Another good objection argues that the students need to know the overall scheme of research, and not just the exact particulars that help their immediate research. A BI session for an entire class makes sure they all understand the general organization of information for their topic. They know about good reference books, good databases, good bibliographies, even if they don’t use any of them for their own research. They have a broader understanding of a knowledge base.
I’m not sure how realistic this objection is. As librarians, we know the importance of understanding the organization of a field of knowledge, but for the students who don’t care, all our teaching is for naught. If they ever learn such a thing, the most likely way is through building up the knowledge step by step through work on individual projects.

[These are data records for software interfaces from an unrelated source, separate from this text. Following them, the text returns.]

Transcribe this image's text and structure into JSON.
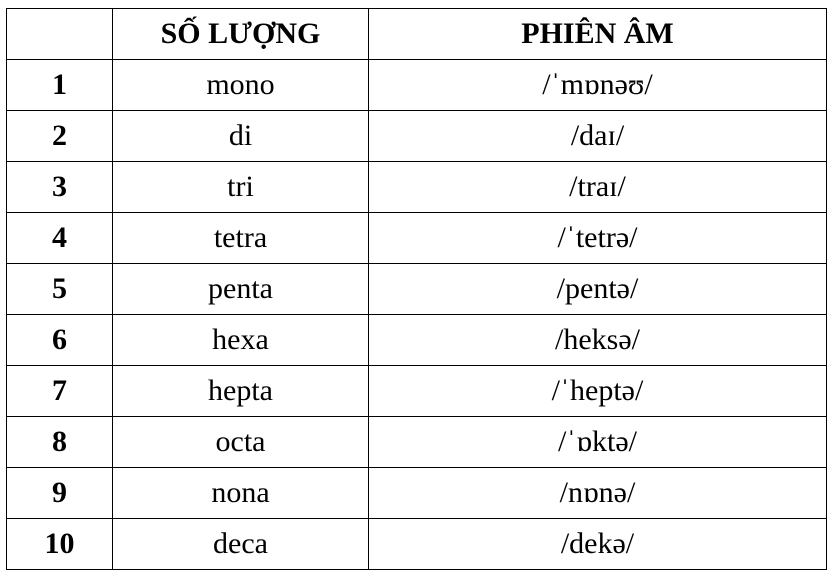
{
  "table": {
    "headers": [
      "",
      "SỐ LƯỢNG",
      "PHIÊN ÂM"
    ],
    "rows": [
      [
        "1",
        "mono",
        "/ˈmɒnəʊ/"
      ],
      [
        "2",
        "di",
        "/daɪ/"
      ],
      [
        "3",
        "tri",
        "/traɪ/"
      ],
      [
        "4",
        "tetra",
        "/ˈtetrə/"
      ],
      [
        "5",
        "penta",
        "/pentə/"
      ],
      [
        "6",
        "hexa",
        "/heksə/"
      ],
      [
        "7",
        "hepta",
        "/ˈheptə/"
      ],
      [
        "8",
        "octa",
        "/ˈɒktə/"
      ],
      [
        "9",
        "nona",
        "/nɒnə/"
      ],
      [
        "10",
        "deca",
        "/dekə/"
      ]
    ]
  }
}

One could also argue that the students may never get any instruction if left on their own. This is definitely possible, and they’re a couple of responses. The cynical response is, so what? They’re in college, and they need to learn how to do research on their own. This view has some appeal for me, but usually after a long day. The generous response is to publicize the reference desk more. Many students don’t know what reference librarians do, and they should. Instruction classes are certainly a great way to publicize reference services, but there are other good ways, and we would be helping our students by finding them.
I’m certainly not saying that anyone should give up traditional instruction. But I do want people to consider that some of the best instruction students may get happens at the reference desk. There may be reference librarians who don’t teach formal BI classes and think they don’t do instruction. But the reference desk is a great teaching environment. Some instruction librarians insist that we’re always doing library instruction, whether in the classroom, at the reference desk, or chatting with faculty about databases. I don’t want to fall prey to that variety of instruction monomania, but there’s a bit of truth to the statement. I don’t think there is any one best way to provide instruction, because the contexts for learning differ so much by student, librarian, institution, etc. But if our criterion for effective instruction is giving the students what they need when and where they need it, then reference might be the best instruction.